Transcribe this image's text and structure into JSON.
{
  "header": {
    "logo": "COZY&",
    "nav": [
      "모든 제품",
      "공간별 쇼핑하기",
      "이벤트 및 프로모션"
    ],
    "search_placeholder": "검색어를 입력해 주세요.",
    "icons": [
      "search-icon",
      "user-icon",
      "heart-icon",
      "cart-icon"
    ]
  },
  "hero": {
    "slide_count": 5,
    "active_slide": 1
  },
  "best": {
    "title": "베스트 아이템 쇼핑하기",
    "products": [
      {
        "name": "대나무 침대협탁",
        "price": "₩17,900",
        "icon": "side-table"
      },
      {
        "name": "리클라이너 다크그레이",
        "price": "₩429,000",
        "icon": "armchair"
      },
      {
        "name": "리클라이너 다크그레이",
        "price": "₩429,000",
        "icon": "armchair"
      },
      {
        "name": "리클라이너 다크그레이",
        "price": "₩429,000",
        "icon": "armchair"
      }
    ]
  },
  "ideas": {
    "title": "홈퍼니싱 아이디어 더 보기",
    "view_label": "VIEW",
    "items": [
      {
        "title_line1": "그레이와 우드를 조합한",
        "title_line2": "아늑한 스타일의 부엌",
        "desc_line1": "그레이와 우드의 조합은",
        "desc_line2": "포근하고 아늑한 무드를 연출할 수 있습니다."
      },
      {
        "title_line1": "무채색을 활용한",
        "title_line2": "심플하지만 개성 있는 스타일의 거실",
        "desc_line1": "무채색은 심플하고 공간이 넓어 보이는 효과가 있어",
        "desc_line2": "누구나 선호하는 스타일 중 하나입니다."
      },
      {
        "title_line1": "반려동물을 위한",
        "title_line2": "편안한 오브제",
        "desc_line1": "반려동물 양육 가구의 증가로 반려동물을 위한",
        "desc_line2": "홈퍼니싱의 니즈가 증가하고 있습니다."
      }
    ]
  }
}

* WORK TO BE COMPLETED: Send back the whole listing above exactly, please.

* RESPONSE TO THIS TASK:
Transcribe this image's text and structure into JSON.
{
  "header": {
    "logo": "COZY&",
    "nav": [
      "모든 제품",
      "공간별 쇼핑하기",
      "이벤트 및 프로모션"
    ],
    "search_placeholder": "검색어를 입력해 주세요.",
    "icons": [
      "search-icon",
      "user-icon",
      "heart-icon",
      "cart-icon"
    ]
  },
  "hero": {
    "slide_count": 5,
    "active_slide": 1
  },
  "best": {
    "title": "베스트 아이템 쇼핑하기",
    "products": [
      {
        "name": "대나무 침대협탁",
        "price": "₩17,900",
        "icon": "side-table"
      },
      {
        "name": "리클라이너 다크그레이",
        "price": "₩429,000",
        "icon": "armchair"
      },
      {
        "name": "리클라이너 다크그레이",
        "price": "₩429,000",
        "icon": "armchair"
      },
      {
        "name": "리클라이너 다크그레이",
        "price": "₩429,000",
        "icon": "armchair"
      }
    ]
  },
  "ideas": {
    "title": "홈퍼니싱 아이디어 더 보기",
    "view_label": "VIEW",
    "items": [
      {
        "title_line1": "그레이와 우드를 조합한",
        "title_line2": "아늑한 스타일의 부엌",
        "desc_line1": "그레이와 우드의 조합은",
        "desc_line2": "포근하고 아늑한 무드를 연출할 수 있습니다."
      },
      {
        "title_line1": "무채색을 활용한",
        "title_line2": "심플하지만 개성 있는 스타일의 거실",
        "desc_line1": "무채색은 심플하고 공간이 넓어 보이는 효과가 있어",
        "desc_line2": "누구나 선호하는 스타일 중 하나입니다."
      },
      {
        "title_line1": "반려동물을 위한",
        "title_line2": "편안한 오브제",
        "desc_line1": "반려동물 양육 가구의 증가로 반려동물을 위한",
        "desc_line2": "홈퍼니싱의 니즈가 증가하고 있습니다."
      }
    ]
  }
}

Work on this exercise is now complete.